» EXERCISE REQUIREMENTS: Only lines that contain the word "icon" belong in the answer; copy them from the records below.
------------------------
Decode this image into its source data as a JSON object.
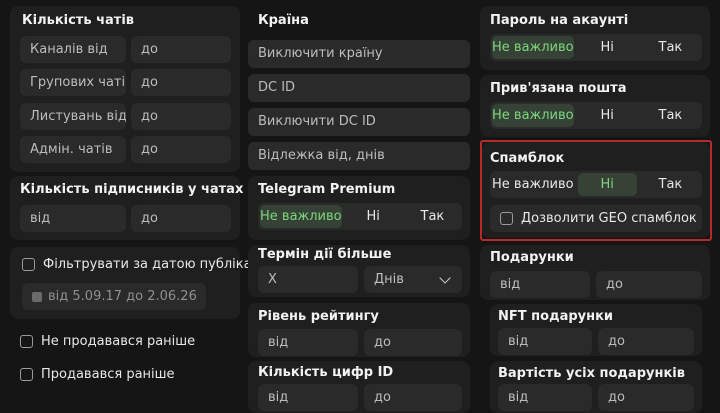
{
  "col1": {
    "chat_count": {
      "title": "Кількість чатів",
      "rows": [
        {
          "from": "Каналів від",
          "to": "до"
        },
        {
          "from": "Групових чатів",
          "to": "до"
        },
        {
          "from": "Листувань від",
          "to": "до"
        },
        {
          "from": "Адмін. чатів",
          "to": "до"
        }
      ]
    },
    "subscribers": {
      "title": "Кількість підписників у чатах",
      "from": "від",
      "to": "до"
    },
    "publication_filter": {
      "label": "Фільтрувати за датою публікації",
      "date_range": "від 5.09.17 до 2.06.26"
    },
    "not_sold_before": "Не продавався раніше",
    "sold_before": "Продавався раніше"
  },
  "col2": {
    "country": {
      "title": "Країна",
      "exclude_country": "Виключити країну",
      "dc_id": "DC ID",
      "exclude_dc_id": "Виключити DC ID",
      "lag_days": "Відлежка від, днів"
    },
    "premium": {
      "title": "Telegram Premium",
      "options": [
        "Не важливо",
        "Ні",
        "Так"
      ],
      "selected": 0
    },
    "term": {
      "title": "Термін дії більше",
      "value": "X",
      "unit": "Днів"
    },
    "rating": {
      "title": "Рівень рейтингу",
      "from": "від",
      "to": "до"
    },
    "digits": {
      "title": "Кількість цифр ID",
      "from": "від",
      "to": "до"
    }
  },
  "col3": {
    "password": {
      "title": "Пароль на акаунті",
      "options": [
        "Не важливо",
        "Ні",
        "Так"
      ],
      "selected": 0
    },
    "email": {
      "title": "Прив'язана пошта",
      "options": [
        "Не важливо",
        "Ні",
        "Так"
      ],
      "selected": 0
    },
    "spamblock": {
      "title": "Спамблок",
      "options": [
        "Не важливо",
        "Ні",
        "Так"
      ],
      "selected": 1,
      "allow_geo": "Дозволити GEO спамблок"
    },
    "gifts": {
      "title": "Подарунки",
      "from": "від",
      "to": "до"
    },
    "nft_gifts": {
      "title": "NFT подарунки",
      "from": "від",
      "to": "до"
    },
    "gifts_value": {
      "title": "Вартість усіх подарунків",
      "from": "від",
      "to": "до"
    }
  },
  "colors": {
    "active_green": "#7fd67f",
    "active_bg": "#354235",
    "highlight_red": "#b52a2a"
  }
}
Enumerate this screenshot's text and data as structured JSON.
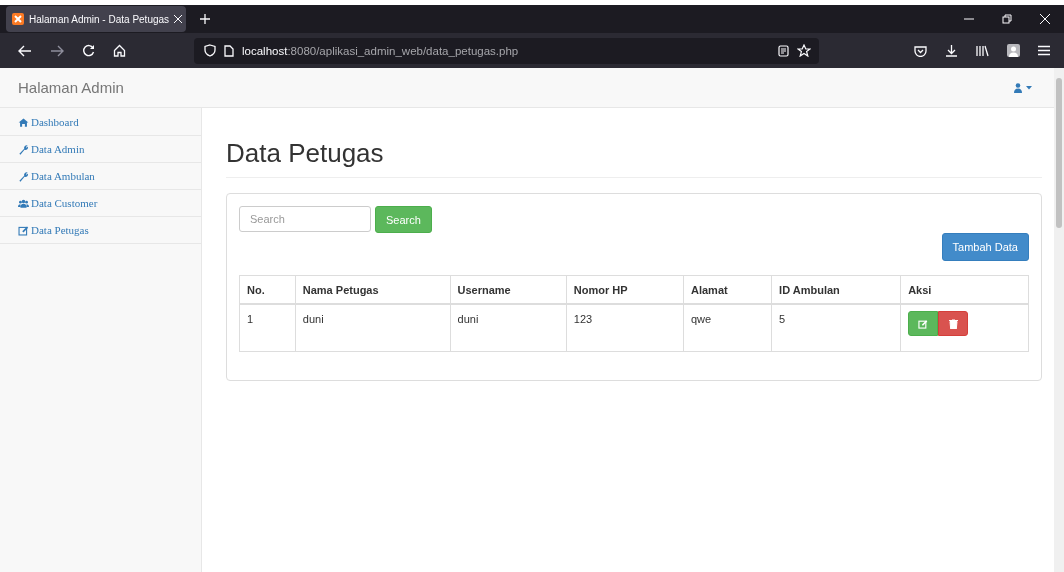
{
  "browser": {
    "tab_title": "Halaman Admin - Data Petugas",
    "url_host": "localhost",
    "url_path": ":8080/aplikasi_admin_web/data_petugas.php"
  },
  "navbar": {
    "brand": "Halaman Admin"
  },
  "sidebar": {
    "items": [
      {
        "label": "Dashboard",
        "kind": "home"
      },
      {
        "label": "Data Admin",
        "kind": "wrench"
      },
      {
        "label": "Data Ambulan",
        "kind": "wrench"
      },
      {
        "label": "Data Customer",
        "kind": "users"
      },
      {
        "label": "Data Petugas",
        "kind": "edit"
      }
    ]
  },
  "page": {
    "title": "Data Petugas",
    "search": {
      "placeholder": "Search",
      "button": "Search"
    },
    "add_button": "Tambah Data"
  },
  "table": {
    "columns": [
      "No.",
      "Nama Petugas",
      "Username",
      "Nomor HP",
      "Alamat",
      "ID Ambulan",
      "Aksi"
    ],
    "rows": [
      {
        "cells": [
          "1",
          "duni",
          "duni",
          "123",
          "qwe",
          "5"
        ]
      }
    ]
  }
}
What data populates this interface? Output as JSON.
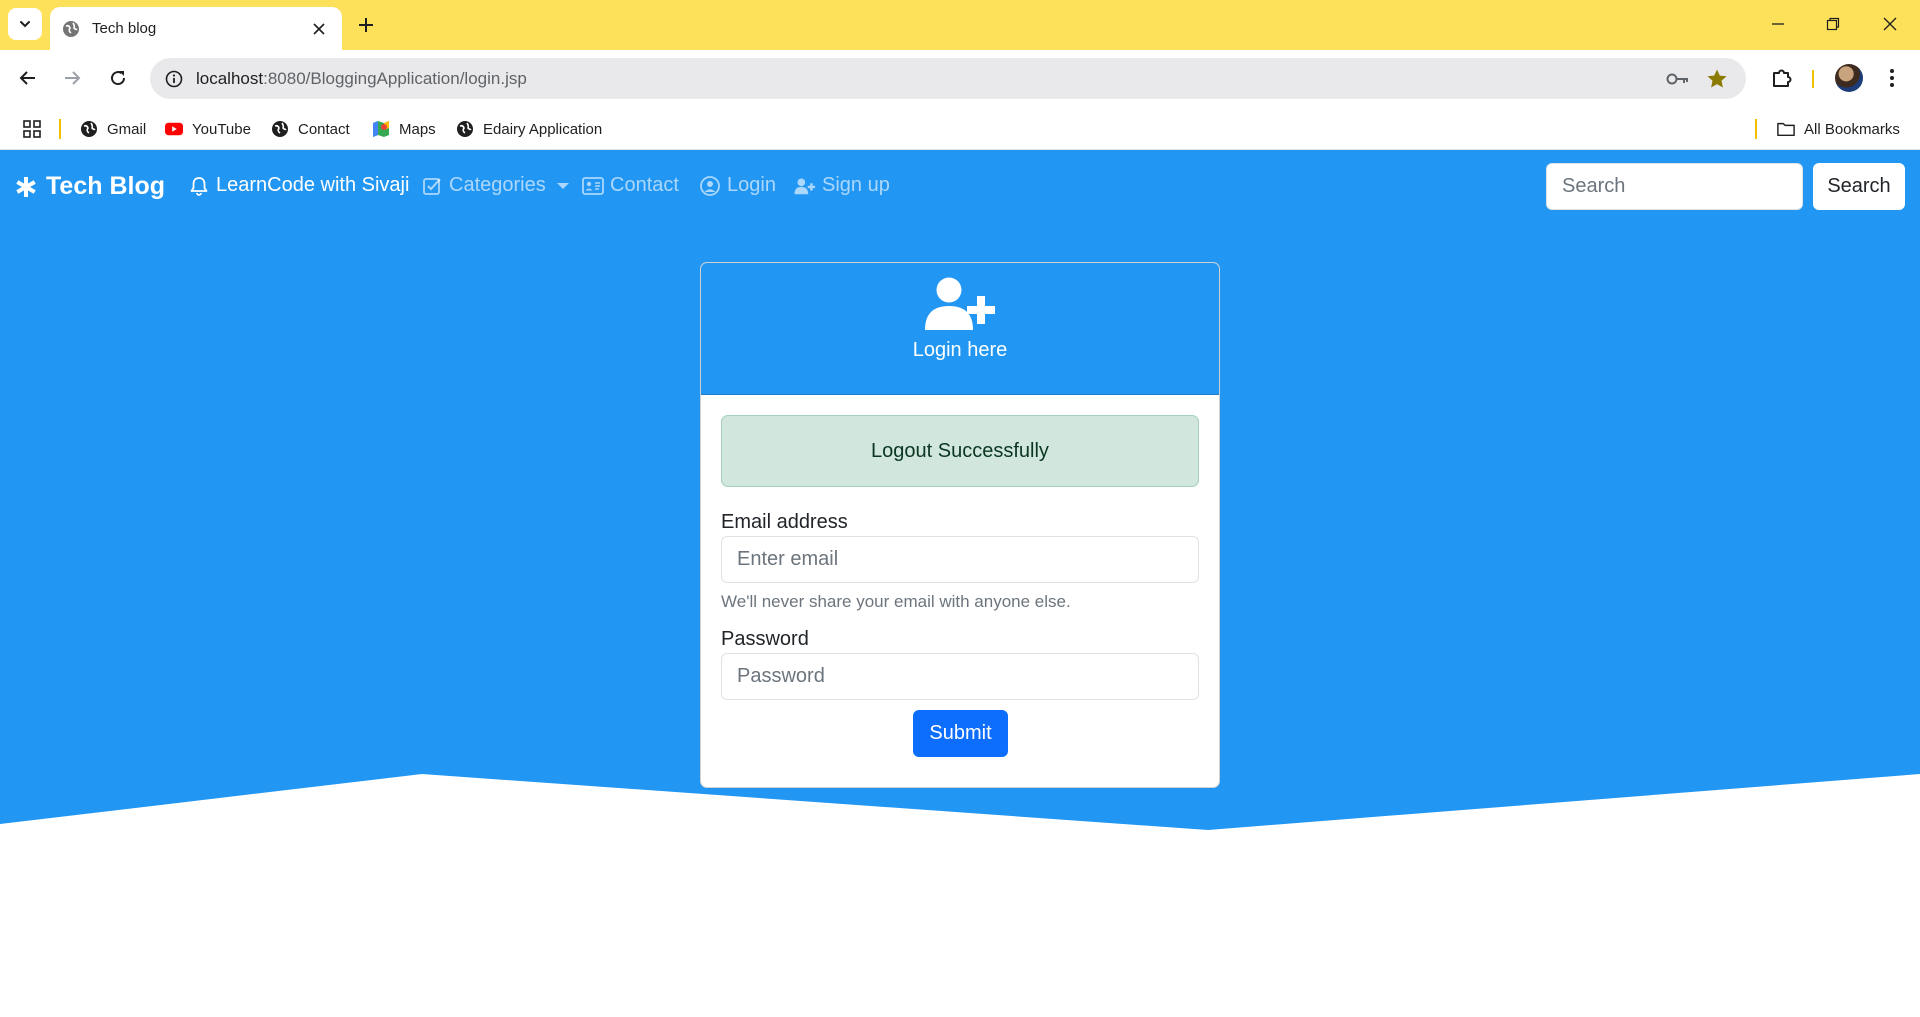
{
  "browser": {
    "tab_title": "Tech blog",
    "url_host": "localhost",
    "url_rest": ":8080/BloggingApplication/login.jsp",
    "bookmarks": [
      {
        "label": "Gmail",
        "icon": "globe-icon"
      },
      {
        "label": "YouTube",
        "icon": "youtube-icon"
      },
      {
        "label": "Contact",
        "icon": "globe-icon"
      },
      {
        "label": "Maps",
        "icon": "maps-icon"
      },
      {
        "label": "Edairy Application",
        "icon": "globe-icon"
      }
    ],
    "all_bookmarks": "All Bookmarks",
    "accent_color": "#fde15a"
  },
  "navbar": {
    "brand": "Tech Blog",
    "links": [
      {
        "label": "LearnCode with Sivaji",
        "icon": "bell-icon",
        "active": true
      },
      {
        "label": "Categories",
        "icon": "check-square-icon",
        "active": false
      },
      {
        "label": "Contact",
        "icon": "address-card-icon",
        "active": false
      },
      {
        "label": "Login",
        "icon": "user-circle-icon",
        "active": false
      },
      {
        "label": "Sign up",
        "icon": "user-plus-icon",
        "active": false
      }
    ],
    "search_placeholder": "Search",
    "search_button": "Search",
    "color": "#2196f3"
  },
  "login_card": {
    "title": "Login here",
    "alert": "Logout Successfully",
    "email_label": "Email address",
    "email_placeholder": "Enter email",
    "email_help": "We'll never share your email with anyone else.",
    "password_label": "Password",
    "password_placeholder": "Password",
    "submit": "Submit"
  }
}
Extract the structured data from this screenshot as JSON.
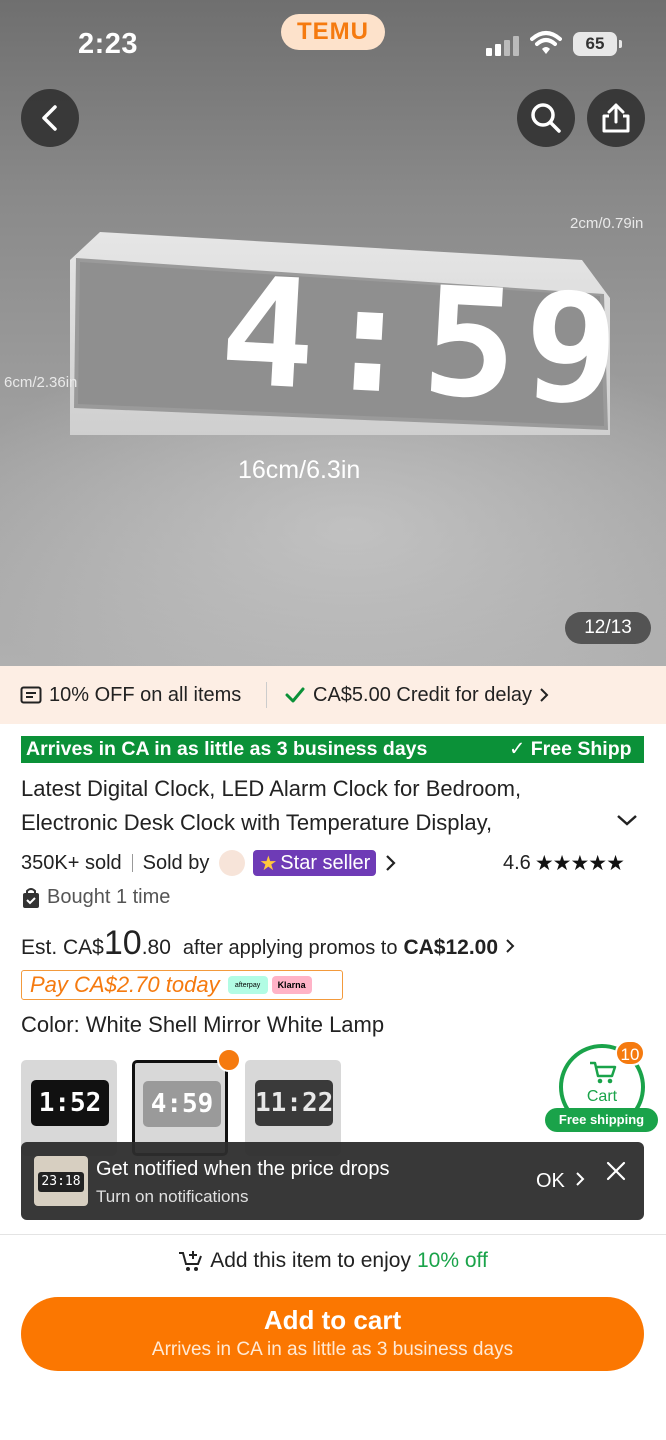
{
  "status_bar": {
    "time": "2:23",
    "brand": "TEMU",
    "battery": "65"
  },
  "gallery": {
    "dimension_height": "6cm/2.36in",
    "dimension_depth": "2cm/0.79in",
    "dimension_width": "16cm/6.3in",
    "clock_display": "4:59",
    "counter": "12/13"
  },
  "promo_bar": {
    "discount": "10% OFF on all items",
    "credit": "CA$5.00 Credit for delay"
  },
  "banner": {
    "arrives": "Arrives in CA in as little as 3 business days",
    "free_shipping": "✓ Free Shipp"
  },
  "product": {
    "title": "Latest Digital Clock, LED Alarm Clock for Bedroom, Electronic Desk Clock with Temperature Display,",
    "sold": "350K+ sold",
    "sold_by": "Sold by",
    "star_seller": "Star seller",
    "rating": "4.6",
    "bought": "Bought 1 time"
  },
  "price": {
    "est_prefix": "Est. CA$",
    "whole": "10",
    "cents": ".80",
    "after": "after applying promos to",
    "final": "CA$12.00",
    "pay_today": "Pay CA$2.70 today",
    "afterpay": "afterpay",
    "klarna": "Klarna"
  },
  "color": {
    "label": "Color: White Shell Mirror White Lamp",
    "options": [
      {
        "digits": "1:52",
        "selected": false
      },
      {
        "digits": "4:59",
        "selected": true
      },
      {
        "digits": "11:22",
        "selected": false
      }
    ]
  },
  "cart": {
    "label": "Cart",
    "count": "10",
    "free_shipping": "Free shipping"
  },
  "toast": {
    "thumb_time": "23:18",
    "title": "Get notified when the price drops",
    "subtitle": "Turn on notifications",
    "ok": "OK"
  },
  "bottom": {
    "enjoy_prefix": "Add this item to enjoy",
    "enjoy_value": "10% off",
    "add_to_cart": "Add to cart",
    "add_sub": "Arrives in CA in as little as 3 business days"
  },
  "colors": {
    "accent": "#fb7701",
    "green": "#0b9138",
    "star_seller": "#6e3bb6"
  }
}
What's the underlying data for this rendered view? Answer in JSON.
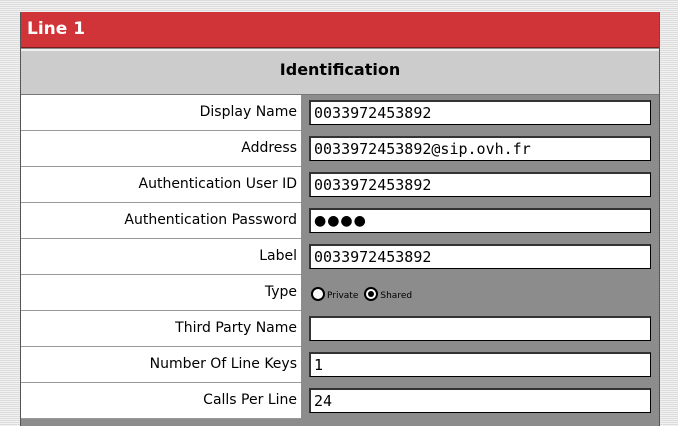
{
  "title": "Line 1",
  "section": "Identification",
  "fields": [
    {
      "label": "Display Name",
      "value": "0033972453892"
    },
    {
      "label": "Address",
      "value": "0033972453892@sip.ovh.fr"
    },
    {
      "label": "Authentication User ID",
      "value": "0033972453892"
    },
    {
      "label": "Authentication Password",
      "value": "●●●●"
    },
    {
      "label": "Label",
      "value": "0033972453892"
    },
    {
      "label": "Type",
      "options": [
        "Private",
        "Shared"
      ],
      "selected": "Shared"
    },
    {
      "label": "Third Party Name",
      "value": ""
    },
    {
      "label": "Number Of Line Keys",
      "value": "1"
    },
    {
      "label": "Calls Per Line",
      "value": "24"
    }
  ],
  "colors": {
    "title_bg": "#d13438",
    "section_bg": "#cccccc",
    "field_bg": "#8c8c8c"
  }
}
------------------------
» WRITTEN RESPONSE:
        "icon": "globe-icon"
        "icon": "youtube-icon"
        "icon": "globe-icon"
        "icon": "maps-icon"
        "icon": "globe-icon"
        "icon": "bell-icon",
        "icon": "check-square-icon",
        "icon": "address-card-icon",
        "icon": "user-circle-icon",
        "icon": "user-plus-icon",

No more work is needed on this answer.